◆ WHAT IS REQUIRED:
An exact repetition of all the entries that follow is required.

Interface dataset entries
***
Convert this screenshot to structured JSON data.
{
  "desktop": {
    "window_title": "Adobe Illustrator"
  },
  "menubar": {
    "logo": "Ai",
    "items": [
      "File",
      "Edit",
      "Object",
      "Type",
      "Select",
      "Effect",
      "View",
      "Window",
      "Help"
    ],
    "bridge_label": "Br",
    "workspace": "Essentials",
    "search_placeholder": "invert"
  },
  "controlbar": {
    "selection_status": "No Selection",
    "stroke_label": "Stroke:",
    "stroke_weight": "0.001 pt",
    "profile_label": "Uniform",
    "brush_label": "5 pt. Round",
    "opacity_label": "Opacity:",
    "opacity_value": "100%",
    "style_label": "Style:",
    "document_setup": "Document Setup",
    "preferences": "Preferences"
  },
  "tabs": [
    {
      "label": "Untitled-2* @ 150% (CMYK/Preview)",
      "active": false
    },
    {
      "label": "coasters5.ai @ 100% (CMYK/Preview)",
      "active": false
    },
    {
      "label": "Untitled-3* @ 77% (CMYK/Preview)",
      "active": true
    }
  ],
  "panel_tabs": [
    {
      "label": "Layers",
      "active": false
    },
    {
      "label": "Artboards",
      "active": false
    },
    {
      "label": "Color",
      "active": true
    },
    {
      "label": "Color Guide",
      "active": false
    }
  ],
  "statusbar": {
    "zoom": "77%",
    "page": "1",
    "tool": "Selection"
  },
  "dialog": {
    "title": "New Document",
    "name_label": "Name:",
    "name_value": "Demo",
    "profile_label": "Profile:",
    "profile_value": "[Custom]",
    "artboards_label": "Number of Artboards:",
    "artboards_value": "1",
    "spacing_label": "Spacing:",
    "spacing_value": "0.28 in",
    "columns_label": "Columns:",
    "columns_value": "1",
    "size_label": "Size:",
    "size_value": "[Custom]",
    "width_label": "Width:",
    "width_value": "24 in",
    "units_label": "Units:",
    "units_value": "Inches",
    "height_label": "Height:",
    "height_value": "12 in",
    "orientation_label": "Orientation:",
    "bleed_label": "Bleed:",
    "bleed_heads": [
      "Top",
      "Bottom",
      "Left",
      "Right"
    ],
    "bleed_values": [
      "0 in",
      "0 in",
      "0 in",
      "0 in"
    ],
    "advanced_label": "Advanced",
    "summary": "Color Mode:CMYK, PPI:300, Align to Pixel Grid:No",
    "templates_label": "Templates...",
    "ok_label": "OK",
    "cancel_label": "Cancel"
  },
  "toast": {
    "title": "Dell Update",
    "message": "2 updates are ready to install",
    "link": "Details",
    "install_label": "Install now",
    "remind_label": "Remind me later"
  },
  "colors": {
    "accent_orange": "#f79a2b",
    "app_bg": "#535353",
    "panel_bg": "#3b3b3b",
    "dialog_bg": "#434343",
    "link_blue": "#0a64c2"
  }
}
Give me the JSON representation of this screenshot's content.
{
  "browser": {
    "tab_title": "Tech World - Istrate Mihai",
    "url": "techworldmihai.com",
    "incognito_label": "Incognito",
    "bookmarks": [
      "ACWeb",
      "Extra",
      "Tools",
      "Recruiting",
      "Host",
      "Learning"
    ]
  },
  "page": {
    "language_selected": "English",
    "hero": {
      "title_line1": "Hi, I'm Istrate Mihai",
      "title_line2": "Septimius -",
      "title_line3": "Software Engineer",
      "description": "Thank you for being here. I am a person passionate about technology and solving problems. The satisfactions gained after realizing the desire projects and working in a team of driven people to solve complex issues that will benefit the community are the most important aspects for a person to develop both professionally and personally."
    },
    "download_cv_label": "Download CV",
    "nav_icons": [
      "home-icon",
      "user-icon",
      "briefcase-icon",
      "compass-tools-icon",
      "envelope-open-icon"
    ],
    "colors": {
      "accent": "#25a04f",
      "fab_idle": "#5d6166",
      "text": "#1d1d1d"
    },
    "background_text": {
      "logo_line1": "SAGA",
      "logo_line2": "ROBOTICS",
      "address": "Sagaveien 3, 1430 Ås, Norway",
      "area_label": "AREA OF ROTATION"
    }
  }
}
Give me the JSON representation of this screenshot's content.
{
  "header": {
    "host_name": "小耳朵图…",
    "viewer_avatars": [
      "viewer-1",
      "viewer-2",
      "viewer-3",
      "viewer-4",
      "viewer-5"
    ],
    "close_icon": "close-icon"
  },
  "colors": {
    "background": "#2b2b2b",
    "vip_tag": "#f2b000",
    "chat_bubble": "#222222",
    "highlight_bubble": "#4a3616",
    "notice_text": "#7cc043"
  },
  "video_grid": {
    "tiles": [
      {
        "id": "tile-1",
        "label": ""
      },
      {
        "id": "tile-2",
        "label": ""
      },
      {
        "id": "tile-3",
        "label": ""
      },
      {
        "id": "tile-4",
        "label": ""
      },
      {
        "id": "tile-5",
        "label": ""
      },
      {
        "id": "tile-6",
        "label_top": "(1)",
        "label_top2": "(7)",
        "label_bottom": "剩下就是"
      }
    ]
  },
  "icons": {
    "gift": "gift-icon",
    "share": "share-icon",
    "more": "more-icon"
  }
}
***
◆ EXPECTED ANSWER:
Convert this screenshot to structured JSON data.
{
  "desktop": {
    "window_title": "Adobe Illustrator"
  },
  "menubar": {
    "logo": "Ai",
    "items": [
      "File",
      "Edit",
      "Object",
      "Type",
      "Select",
      "Effect",
      "View",
      "Window",
      "Help"
    ],
    "bridge_label": "Br",
    "workspace": "Essentials",
    "search_placeholder": "invert"
  },
  "controlbar": {
    "selection_status": "No Selection",
    "stroke_label": "Stroke:",
    "stroke_weight": "0.001 pt",
    "profile_label": "Uniform",
    "brush_label": "5 pt. Round",
    "opacity_label": "Opacity:",
    "opacity_value": "100%",
    "style_label": "Style:",
    "document_setup": "Document Setup",
    "preferences": "Preferences"
  },
  "tabs": [
    {
      "label": "Untitled-2* @ 150% (CMYK/Preview)",
      "active": false
    },
    {
      "label": "coasters5.ai @ 100% (CMYK/Preview)",
      "active": false
    },
    {
      "label": "Untitled-3* @ 77% (CMYK/Preview)",
      "active": true
    }
  ],
  "panel_tabs": [
    {
      "label": "Layers",
      "active": false
    },
    {
      "label": "Artboards",
      "active": false
    },
    {
      "label": "Color",
      "active": true
    },
    {
      "label": "Color Guide",
      "active": false
    }
  ],
  "statusbar": {
    "zoom": "77%",
    "page": "1",
    "tool": "Selection"
  },
  "dialog": {
    "title": "New Document",
    "name_label": "Name:",
    "name_value": "Demo",
    "profile_label": "Profile:",
    "profile_value": "[Custom]",
    "artboards_label": "Number of Artboards:",
    "artboards_value": "1",
    "spacing_label": "Spacing:",
    "spacing_value": "0.28 in",
    "columns_label": "Columns:",
    "columns_value": "1",
    "size_label": "Size:",
    "size_value": "[Custom]",
    "width_label": "Width:",
    "width_value": "24 in",
    "units_label": "Units:",
    "units_value": "Inches",
    "height_label": "Height:",
    "height_value": "12 in",
    "orientation_label": "Orientation:",
    "bleed_label": "Bleed:",
    "bleed_heads": [
      "Top",
      "Bottom",
      "Left",
      "Right"
    ],
    "bleed_values": [
      "0 in",
      "0 in",
      "0 in",
      "0 in"
    ],
    "advanced_label": "Advanced",
    "summary": "Color Mode:CMYK, PPI:300, Align to Pixel Grid:No",
    "templates_label": "Templates...",
    "ok_label": "OK",
    "cancel_label": "Cancel"
  },
  "toast": {
    "title": "Dell Update",
    "message": "2 updates are ready to install",
    "link": "Details",
    "install_label": "Install now",
    "remind_label": "Remind me later"
  },
  "colors": {
    "accent_orange": "#f79a2b",
    "app_bg": "#535353",
    "panel_bg": "#3b3b3b",
    "dialog_bg": "#434343",
    "link_blue": "#0a64c2"
  }
}
Give me the JSON representation of this screenshot's content.
{
  "browser": {
    "tab_title": "Tech World - Istrate Mihai",
    "url": "techworldmihai.com",
    "incognito_label": "Incognito",
    "bookmarks": [
      "ACWeb",
      "Extra",
      "Tools",
      "Recruiting",
      "Host",
      "Learning"
    ]
  },
  "page": {
    "language_selected": "English",
    "hero": {
      "title_line1": "Hi, I'm Istrate Mihai",
      "title_line2": "Septimius -",
      "title_line3": "Software Engineer",
      "description": "Thank you for being here. I am a person passionate about technology and solving problems. The satisfactions gained after realizing the desire projects and working in a team of driven people to solve complex issues that will benefit the community are the most important aspects for a person to develop both professionally and personally."
    },
    "download_cv_label": "Download CV",
    "nav_icons": [
      "home-icon",
      "user-icon",
      "briefcase-icon",
      "compass-tools-icon",
      "envelope-open-icon"
    ],
    "colors": {
      "accent": "#25a04f",
      "fab_idle": "#5d6166",
      "text": "#1d1d1d"
    },
    "background_text": {
      "logo_line1": "SAGA",
      "logo_line2": "ROBOTICS",
      "address": "Sagaveien 3, 1430 Ås, Norway",
      "area_label": "AREA OF ROTATION"
    }
  }
}
Give me the JSON representation of this screenshot's content.
{
  "header": {
    "host_name": "小耳朵图…",
    "viewer_avatars": [
      "viewer-1",
      "viewer-2",
      "viewer-3",
      "viewer-4",
      "viewer-5"
    ],
    "close_icon": "close-icon"
  },
  "colors": {
    "background": "#2b2b2b",
    "vip_tag": "#f2b000",
    "chat_bubble": "#222222",
    "highlight_bubble": "#4a3616",
    "notice_text": "#7cc043"
  },
  "video_grid": {
    "tiles": [
      {
        "id": "tile-1",
        "label": ""
      },
      {
        "id": "tile-2",
        "label": ""
      },
      {
        "id": "tile-3",
        "label": ""
      },
      {
        "id": "tile-4",
        "label": ""
      },
      {
        "id": "tile-5",
        "label": ""
      },
      {
        "id": "tile-6",
        "label_top": "(1)",
        "label_top2": "(7)",
        "label_bottom": "剩下就是"
      }
    ]
  },
  "icons": {
    "gift": "gift-icon",
    "share": "share-icon",
    "more": "more-icon"
  }
}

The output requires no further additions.